**DATA FOR PROCESSING**:
------------------------------------

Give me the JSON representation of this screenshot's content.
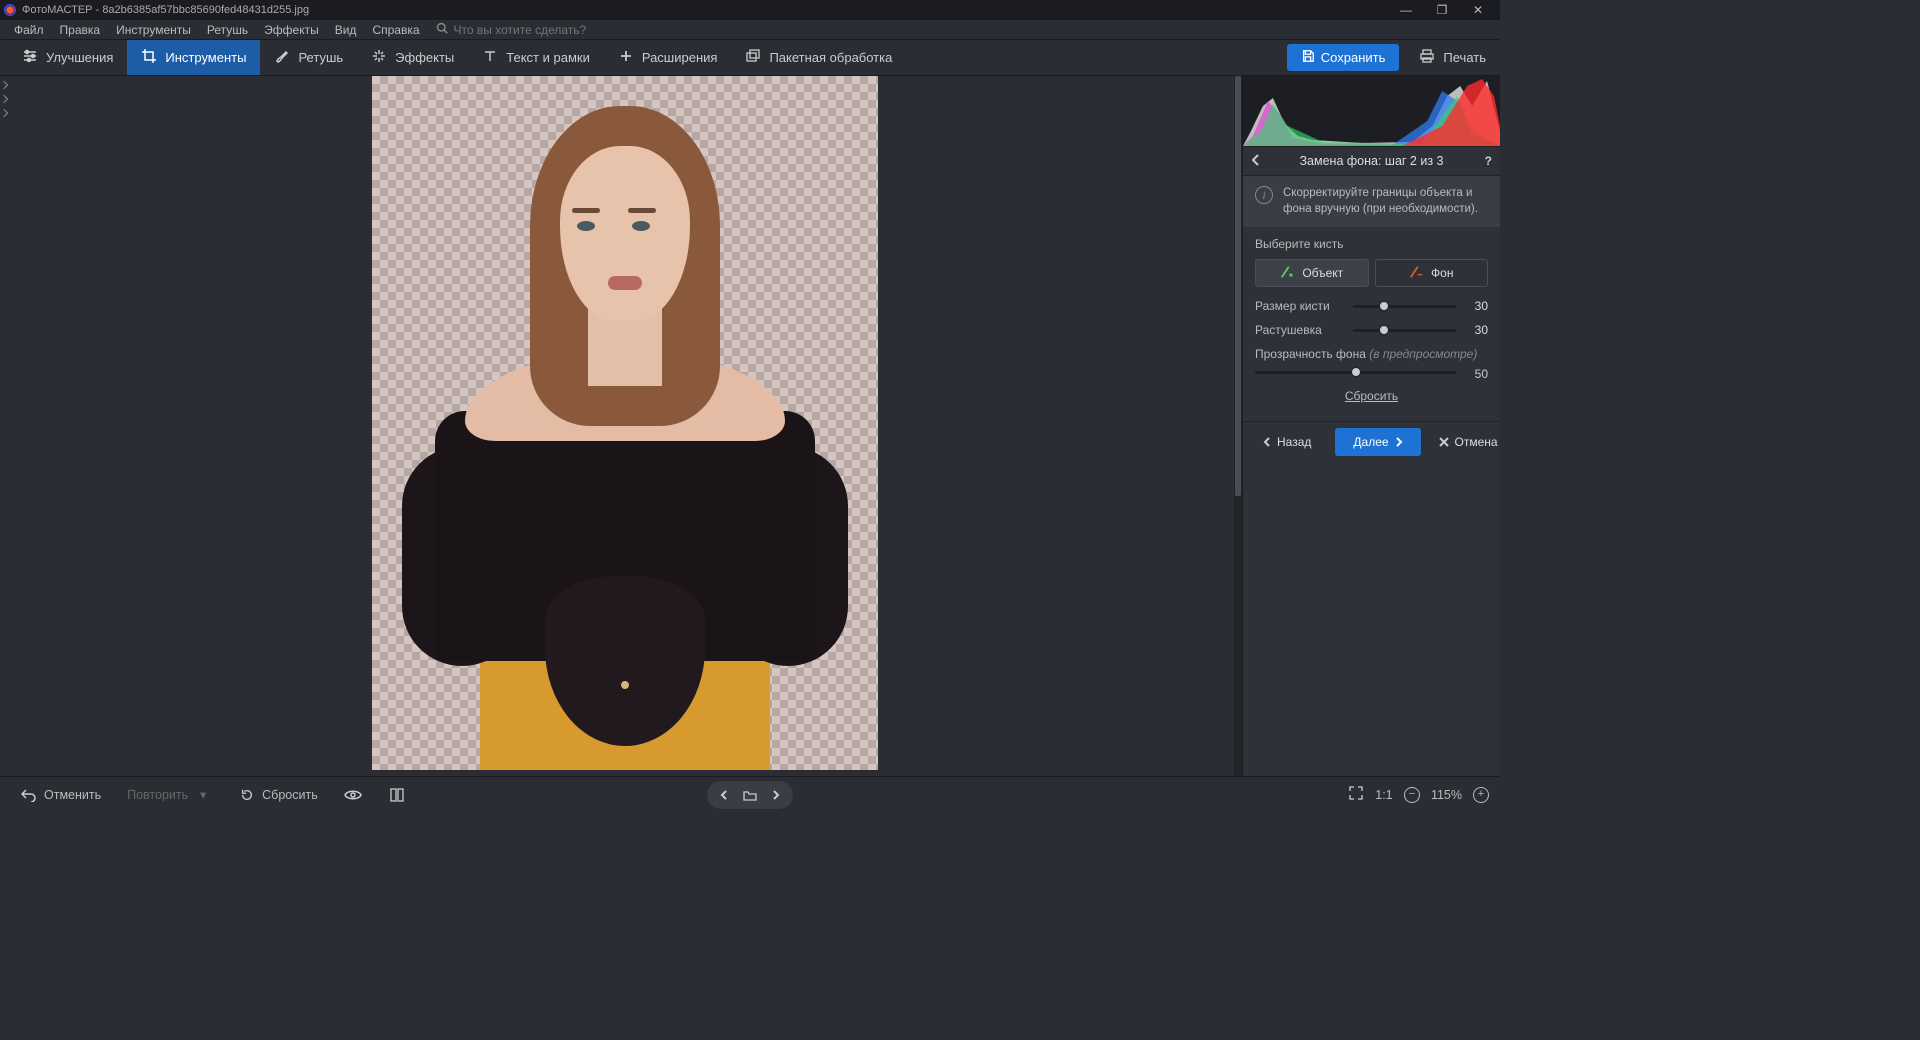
{
  "app": {
    "name": "ФотоМАСТЕР",
    "filename": "8a2b6385af57bbc85690fed48431d255.jpg"
  },
  "menubar": {
    "items": [
      "Файл",
      "Правка",
      "Инструменты",
      "Ретушь",
      "Эффекты",
      "Вид",
      "Справка"
    ],
    "search_placeholder": "Что вы хотите сделать?"
  },
  "tooltabs": {
    "items": [
      {
        "label": "Улучшения",
        "icon": "sliders-icon"
      },
      {
        "label": "Инструменты",
        "icon": "crop-icon",
        "active": true
      },
      {
        "label": "Ретушь",
        "icon": "brush-icon"
      },
      {
        "label": "Эффекты",
        "icon": "sparkle-icon"
      },
      {
        "label": "Текст и рамки",
        "icon": "text-icon"
      },
      {
        "label": "Расширения",
        "icon": "plus-icon"
      },
      {
        "label": "Пакетная обработка",
        "icon": "batch-icon"
      }
    ],
    "save": "Сохранить",
    "print": "Печать"
  },
  "panel": {
    "title": "Замена фона: шаг 2 из 3",
    "info": "Скорректируйте границы объекта и фона вручную (при необходимости).",
    "choose_brush": "Выберите кисть",
    "brush_object": "Объект",
    "brush_background": "Фон",
    "sliders": {
      "size_label": "Размер кисти",
      "size_value": 30,
      "feather_label": "Растушевка",
      "feather_value": 30,
      "opacity_label": "Прозрачность фона",
      "opacity_note": "(в предпросмотре)",
      "opacity_value": 50
    },
    "reset": "Сбросить",
    "nav": {
      "back": "Назад",
      "next": "Далее",
      "cancel": "Отмена"
    }
  },
  "bottombar": {
    "undo": "Отменить",
    "redo": "Повторить",
    "reset": "Сбросить",
    "zoom": {
      "ratio": "1:1",
      "percent": "115%"
    }
  }
}
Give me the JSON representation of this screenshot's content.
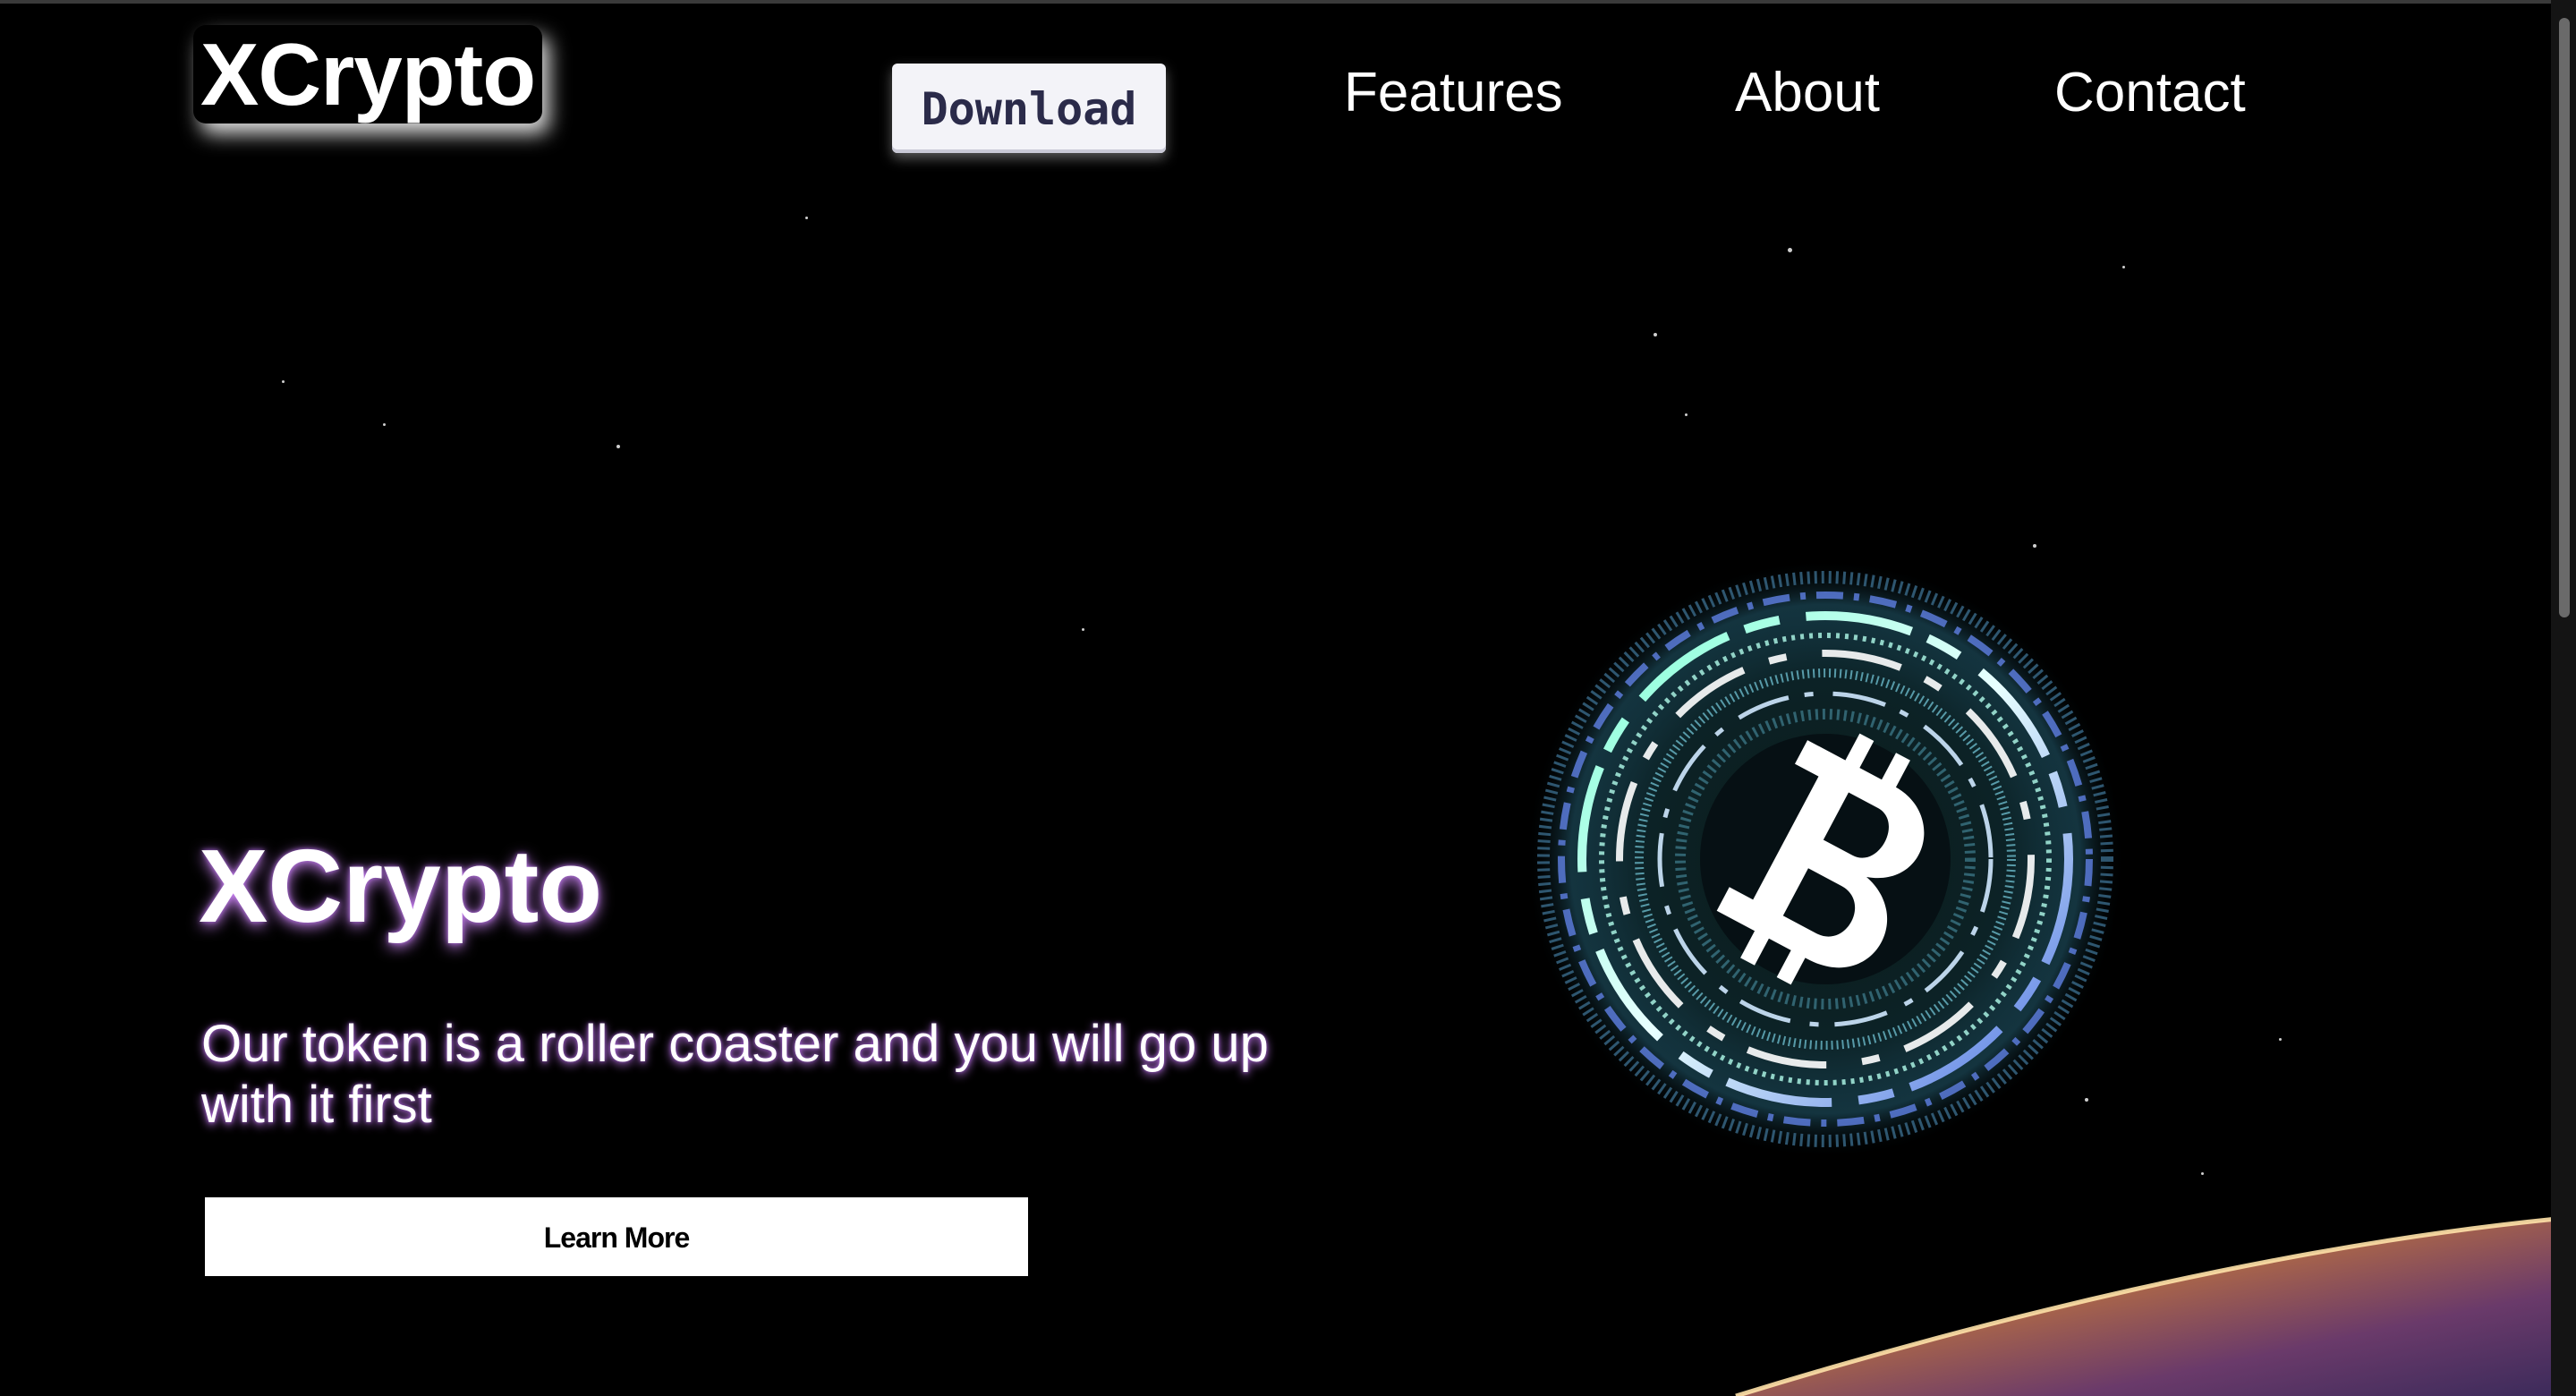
{
  "nav": {
    "logo": "XCrypto",
    "download": "Download",
    "links": [
      "Features",
      "About",
      "Contact"
    ]
  },
  "hero": {
    "title": "XCrypto",
    "subtitle": "Our token is a roller coaster and you will go up with it first",
    "cta": "Learn More"
  },
  "icons": {
    "coin": "bitcoin-icon"
  },
  "colors": {
    "background": "#000000",
    "text": "#ffffff",
    "glow": "#d68cff",
    "download_text": "#2b2b4a",
    "download_bg": "#f3f3f8",
    "cta_bg": "#ffffff"
  }
}
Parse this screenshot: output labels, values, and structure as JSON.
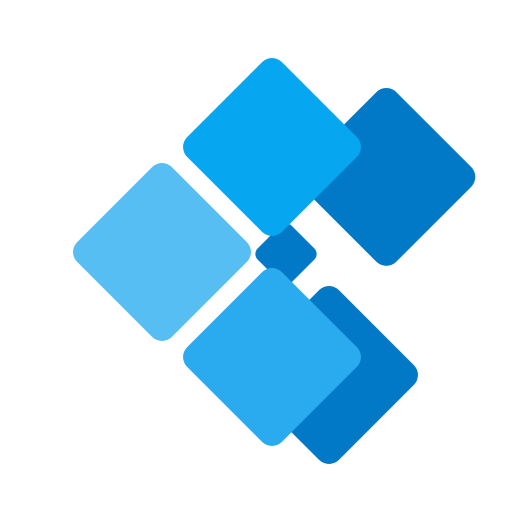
{
  "icon": {
    "name": "power-automate-logo",
    "colors": {
      "top_tile": "#06A6F0",
      "middle_tile": "#57BEF4",
      "bottom_tile": "#2AAAEF",
      "shadow_tiles": "#0279C6",
      "background": "#FFFFFF"
    }
  }
}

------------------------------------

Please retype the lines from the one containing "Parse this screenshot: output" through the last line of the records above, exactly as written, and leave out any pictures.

Parse this screenshot: output labels, values, and structure as JSON.
{
  "icon": {
    "name": "power-automate-logo",
    "colors": {
      "top_tile": "#06A6F0",
      "middle_tile": "#57BEF4",
      "bottom_tile": "#2AAAEF",
      "shadow_tiles": "#0279C6",
      "background": "#FFFFFF"
    }
  }
}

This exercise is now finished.